▶ Problem details:
Word for word, copy the listing below and leave out its images.

▶ Data extract:
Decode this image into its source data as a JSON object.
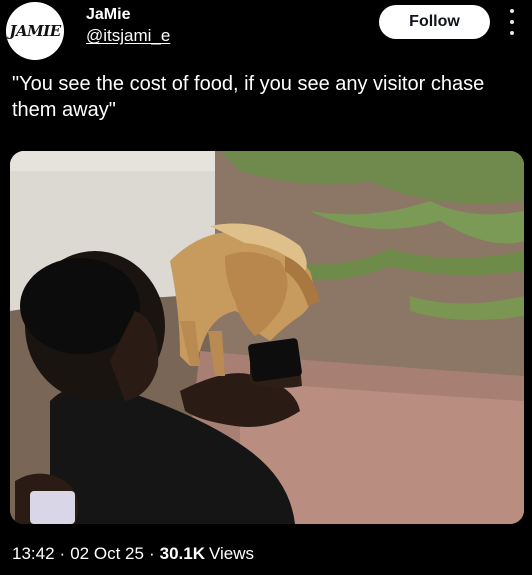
{
  "author": {
    "avatar_text": "JAMIE",
    "display_name": "JaMie",
    "handle": "@itsjami_e"
  },
  "follow_button": {
    "label": "Follow"
  },
  "more_icon": "more-vertical-icon",
  "post": {
    "text": "\"You see the cost of food, if you see any visitor chase them away\""
  },
  "meta": {
    "time": "13:42",
    "separator": "·",
    "date": "02 Oct 25",
    "views_count": "30.1K",
    "views_label": "Views"
  },
  "colors": {
    "background": "#000000",
    "text": "#ffffff",
    "follow_bg": "#ffffff",
    "follow_text": "#0f1419"
  }
}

▶ Output:
Decode this image into its source data as a JSON object.
{
  "author": {
    "avatar_text": "JAMIE",
    "display_name": "JaMie",
    "handle": "@itsjami_e"
  },
  "follow_button": {
    "label": "Follow"
  },
  "more_icon": "more-vertical-icon",
  "post": {
    "text": "\"You see the cost of food, if you see any visitor chase them away\""
  },
  "meta": {
    "time": "13:42",
    "separator": "·",
    "date": "02 Oct 25",
    "views_count": "30.1K",
    "views_label": "Views"
  },
  "colors": {
    "background": "#000000",
    "text": "#ffffff",
    "follow_bg": "#ffffff",
    "follow_text": "#0f1419"
  }
}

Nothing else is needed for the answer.